* [What you need to do]: How many lines in the material below contain the string "icon"? Answer with the number alone.

Start of Block

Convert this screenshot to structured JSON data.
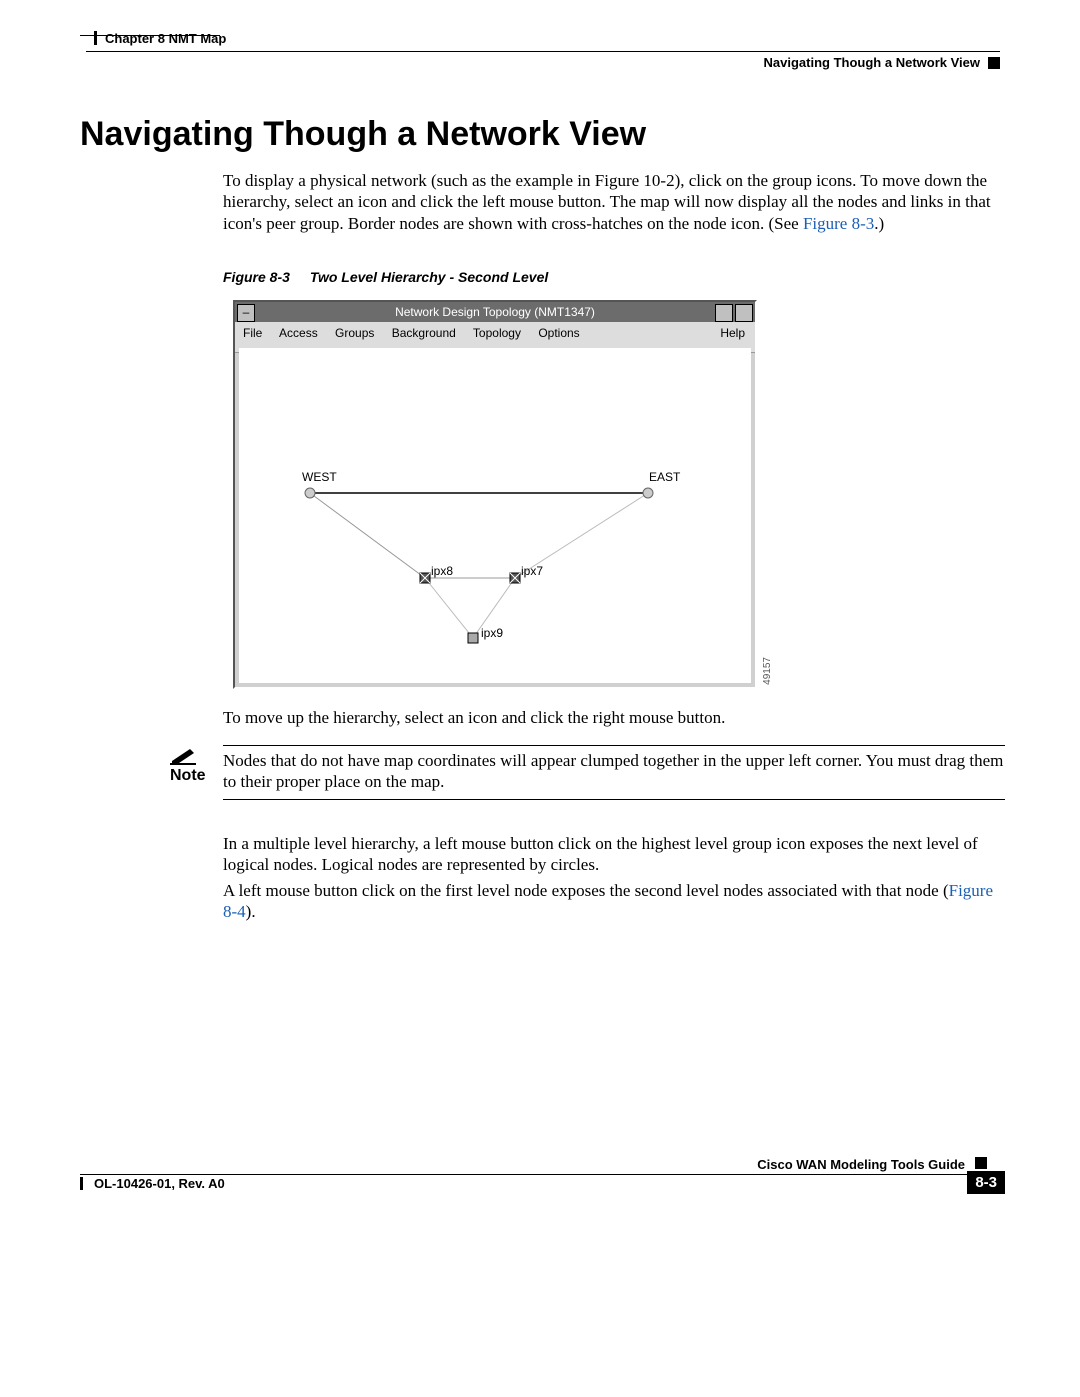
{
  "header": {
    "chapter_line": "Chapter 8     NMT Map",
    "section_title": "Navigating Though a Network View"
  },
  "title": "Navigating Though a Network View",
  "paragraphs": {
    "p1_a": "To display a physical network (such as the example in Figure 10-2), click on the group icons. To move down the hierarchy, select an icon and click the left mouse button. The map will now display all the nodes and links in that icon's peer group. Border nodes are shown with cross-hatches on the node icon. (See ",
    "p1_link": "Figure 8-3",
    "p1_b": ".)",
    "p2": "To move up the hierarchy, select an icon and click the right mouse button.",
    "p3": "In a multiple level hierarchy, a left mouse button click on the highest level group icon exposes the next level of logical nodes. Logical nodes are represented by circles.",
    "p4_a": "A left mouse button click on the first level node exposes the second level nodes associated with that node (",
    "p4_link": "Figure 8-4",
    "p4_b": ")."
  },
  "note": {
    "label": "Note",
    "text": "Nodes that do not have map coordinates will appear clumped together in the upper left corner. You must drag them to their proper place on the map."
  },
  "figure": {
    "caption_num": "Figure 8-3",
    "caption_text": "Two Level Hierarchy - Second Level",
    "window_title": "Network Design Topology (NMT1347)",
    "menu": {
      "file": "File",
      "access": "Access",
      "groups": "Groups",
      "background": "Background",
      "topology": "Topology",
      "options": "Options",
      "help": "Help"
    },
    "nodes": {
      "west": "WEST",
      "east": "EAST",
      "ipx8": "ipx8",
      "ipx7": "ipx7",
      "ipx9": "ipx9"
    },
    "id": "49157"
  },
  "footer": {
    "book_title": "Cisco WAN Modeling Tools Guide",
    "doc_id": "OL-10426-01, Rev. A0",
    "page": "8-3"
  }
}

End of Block
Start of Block

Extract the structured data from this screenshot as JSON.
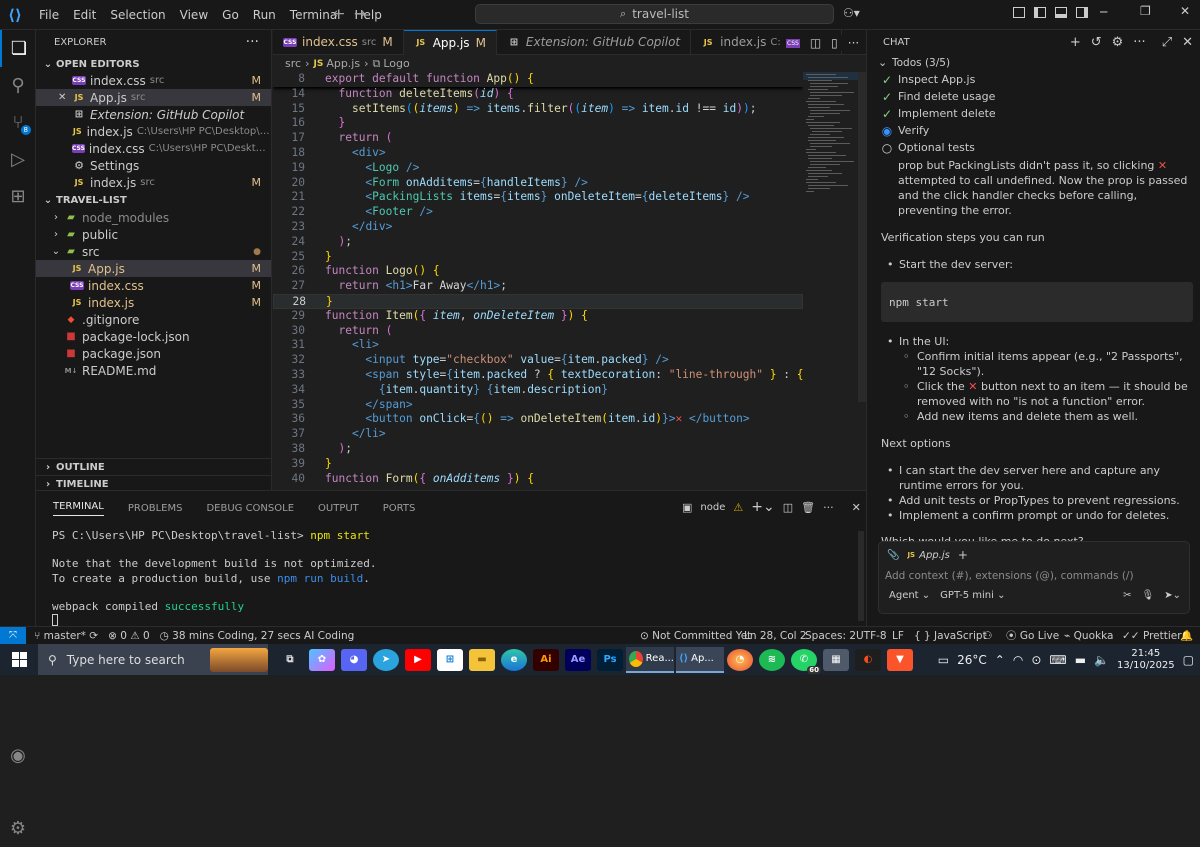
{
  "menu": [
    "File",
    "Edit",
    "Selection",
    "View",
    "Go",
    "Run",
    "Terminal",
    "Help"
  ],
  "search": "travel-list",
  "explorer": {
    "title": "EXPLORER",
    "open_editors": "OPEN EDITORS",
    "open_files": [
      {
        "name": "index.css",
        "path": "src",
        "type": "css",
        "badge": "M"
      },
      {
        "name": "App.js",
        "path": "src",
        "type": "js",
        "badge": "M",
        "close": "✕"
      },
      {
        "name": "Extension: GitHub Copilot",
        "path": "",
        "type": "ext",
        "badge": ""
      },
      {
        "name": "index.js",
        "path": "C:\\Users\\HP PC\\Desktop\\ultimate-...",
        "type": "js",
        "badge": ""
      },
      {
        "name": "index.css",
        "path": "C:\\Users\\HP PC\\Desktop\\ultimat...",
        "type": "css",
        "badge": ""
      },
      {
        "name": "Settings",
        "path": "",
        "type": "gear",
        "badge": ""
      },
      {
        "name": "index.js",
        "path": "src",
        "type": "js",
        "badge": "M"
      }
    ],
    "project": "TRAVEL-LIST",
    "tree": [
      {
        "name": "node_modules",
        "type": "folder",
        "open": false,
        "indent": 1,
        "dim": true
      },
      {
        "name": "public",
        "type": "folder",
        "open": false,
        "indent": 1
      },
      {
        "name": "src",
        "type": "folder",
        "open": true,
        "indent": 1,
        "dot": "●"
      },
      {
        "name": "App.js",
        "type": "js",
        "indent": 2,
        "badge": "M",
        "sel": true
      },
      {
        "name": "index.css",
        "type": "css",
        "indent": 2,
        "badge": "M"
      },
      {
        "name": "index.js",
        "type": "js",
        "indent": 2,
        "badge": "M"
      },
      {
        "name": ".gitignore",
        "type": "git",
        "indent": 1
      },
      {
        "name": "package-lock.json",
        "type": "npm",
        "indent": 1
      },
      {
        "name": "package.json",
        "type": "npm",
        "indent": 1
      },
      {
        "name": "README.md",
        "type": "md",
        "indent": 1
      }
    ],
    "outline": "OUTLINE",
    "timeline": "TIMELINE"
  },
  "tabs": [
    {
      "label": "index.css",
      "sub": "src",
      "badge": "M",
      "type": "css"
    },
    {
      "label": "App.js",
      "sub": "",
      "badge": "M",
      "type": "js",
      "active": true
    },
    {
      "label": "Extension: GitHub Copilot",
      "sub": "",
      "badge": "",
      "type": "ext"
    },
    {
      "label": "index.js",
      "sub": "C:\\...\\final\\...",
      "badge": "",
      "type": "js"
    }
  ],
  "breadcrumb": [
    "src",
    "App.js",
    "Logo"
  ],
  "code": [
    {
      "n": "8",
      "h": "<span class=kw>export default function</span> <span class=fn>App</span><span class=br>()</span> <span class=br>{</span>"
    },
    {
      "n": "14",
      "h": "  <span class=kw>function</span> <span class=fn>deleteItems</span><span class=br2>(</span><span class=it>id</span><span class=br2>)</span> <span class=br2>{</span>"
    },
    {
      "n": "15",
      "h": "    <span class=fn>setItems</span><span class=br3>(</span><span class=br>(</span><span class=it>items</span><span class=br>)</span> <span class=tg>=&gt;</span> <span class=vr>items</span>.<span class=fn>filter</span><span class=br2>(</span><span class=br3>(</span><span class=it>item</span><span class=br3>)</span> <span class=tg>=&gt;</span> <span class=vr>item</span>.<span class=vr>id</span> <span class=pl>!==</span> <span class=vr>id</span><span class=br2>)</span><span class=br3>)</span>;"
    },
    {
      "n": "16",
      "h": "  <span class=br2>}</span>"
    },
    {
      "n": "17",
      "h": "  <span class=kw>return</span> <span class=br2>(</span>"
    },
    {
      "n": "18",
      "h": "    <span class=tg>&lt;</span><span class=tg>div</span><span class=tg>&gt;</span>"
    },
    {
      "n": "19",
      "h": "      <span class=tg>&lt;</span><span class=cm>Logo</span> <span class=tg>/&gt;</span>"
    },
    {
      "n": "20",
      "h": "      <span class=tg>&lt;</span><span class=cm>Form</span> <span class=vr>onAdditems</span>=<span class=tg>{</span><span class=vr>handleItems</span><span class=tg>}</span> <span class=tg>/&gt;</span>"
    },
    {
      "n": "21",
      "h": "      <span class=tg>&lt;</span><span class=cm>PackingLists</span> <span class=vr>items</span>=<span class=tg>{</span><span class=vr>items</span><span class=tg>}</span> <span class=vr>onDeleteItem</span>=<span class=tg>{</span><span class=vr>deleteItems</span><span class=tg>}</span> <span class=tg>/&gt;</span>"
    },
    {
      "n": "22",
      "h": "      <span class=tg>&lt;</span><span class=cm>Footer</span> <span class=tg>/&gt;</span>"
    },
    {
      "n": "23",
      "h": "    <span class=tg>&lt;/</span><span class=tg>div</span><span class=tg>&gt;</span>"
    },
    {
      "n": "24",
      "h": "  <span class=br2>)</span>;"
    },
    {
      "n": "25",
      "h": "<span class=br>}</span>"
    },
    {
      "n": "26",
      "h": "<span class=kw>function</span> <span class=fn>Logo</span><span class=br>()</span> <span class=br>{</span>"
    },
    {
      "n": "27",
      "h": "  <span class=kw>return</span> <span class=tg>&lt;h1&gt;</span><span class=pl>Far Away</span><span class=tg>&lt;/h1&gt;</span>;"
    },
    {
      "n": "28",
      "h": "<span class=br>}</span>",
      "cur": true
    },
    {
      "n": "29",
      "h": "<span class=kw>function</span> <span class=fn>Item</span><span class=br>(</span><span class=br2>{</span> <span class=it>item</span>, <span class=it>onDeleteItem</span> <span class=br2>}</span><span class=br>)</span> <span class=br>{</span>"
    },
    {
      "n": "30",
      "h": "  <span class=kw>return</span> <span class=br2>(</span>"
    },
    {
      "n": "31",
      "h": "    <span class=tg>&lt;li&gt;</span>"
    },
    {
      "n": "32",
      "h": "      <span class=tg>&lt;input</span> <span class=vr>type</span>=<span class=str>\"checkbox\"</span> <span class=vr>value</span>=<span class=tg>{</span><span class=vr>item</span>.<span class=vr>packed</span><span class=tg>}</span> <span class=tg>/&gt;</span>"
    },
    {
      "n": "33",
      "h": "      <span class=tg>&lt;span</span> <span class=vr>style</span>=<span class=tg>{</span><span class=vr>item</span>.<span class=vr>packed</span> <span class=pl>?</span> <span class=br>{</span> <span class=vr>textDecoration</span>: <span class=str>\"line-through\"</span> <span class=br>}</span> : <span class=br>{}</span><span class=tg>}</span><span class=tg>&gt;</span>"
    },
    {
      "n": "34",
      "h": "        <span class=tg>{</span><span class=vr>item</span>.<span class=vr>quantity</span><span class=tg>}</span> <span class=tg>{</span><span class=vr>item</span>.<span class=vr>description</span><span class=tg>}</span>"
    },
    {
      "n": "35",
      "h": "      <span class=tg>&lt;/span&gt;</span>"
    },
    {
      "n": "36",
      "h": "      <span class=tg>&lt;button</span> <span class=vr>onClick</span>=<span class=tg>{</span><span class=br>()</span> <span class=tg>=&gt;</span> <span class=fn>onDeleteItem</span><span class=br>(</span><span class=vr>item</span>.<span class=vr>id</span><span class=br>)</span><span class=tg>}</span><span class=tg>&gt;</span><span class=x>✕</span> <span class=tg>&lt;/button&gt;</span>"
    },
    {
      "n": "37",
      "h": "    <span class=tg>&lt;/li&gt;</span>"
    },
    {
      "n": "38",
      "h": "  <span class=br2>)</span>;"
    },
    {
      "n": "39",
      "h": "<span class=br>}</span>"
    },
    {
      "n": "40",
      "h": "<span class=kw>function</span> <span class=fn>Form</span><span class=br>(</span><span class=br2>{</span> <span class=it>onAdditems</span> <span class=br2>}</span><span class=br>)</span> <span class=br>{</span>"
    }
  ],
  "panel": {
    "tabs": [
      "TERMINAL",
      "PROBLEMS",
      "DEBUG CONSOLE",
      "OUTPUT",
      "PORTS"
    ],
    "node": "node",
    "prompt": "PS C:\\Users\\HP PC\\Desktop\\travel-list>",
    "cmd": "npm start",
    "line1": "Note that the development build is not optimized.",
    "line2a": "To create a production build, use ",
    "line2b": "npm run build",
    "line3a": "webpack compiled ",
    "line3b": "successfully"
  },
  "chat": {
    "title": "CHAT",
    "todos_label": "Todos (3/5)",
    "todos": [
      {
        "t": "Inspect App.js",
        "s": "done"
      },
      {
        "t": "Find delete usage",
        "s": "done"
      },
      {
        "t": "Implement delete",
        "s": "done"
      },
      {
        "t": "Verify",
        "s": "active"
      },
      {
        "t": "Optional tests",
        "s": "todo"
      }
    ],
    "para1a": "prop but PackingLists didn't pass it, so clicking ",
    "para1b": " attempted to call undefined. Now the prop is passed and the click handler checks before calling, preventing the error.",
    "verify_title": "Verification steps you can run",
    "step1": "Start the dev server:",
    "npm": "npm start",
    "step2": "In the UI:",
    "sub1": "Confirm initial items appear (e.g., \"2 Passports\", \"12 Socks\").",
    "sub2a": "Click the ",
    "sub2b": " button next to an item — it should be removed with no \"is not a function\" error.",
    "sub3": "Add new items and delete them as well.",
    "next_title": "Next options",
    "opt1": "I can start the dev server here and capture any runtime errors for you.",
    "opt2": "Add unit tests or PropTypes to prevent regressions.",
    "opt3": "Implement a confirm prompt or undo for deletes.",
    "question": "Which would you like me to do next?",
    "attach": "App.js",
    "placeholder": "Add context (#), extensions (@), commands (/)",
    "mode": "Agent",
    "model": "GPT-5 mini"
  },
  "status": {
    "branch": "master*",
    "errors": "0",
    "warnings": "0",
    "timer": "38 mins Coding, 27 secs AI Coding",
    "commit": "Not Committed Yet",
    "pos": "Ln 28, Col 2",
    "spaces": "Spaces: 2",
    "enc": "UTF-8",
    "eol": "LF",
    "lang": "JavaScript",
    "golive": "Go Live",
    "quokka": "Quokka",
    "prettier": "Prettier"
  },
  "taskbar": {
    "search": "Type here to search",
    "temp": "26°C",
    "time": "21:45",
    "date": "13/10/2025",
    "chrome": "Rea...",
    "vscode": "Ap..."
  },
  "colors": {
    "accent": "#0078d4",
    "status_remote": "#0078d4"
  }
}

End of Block

* [Result for this task]: 3